At first, the numbers don’t seem to add up. The world produces more food than ever—enough to feed twice the global population. Yet, more people than ever suffer from hunger; and their numbers are rising. Today, 854 million people, most of them women and girls, are chronically hungry, up from 800 million in 1996. Another paradox: the majority of the world’s hungry people live in rural areas, where nearly all food is grown.
World Food Day on October 16 is a good time to try and understand the conundrum of world hunger. The root of the problem is the inequitable distribution of the resources needed to either grow or buy food (also known as poverty). World Food Day is an equally good time to call out one of the main culprits of the crisis: industrial agriculture, the very type enshrined in the Farm Bill that’s currently before the US Senate.
The Farm Bill has far-reaching implications for farmers and food systems the world over. It is set to perpetuate a process whereby heavily subsidized US factory farms overproduce grains that are dumped in poor countries, bankrupting local farmers, who can’t compete with subsidized prices. We’ve begun to hear a bit about the plight of these farmers, but few people know that most of them are women. In fact, women produce most of the world’s food.
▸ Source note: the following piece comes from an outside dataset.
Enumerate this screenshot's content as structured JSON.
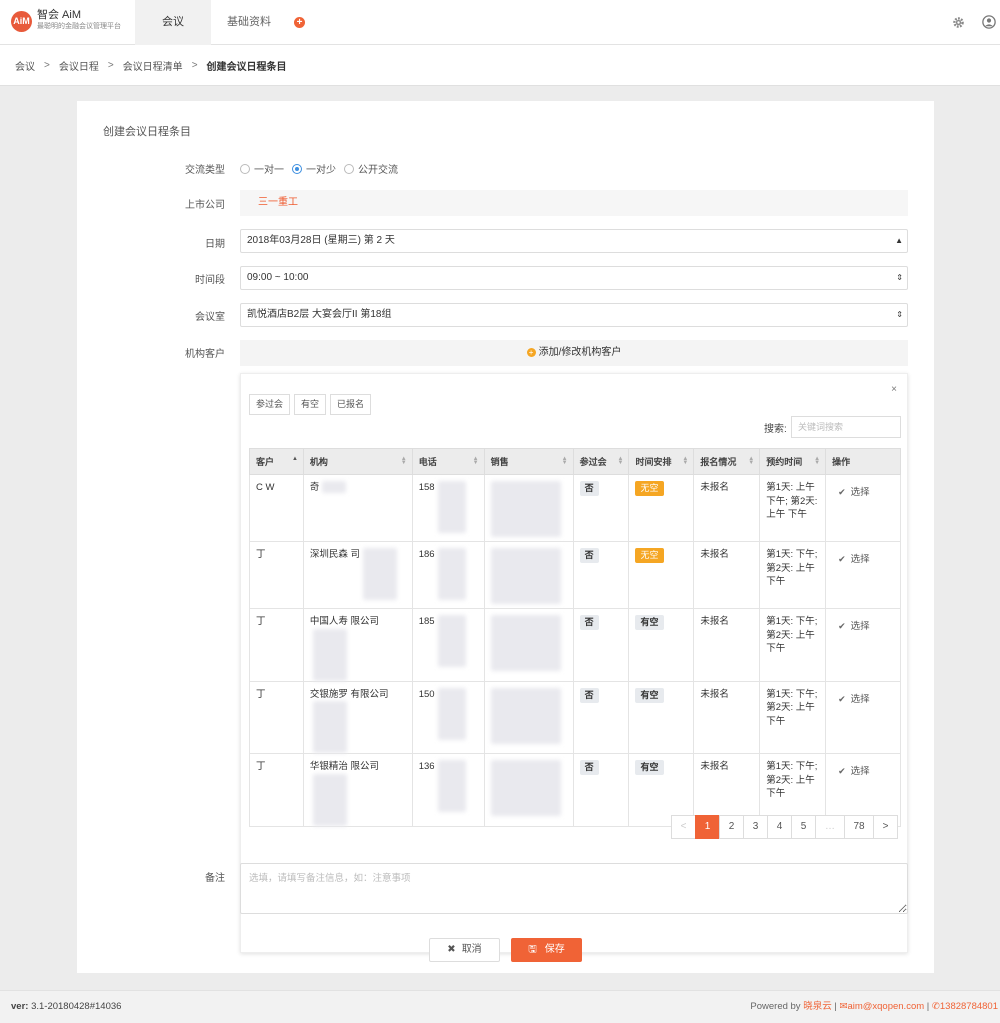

They do so on small plots of land, working hard to feed their families and generate enough income for things like school fees and children’s shoes.”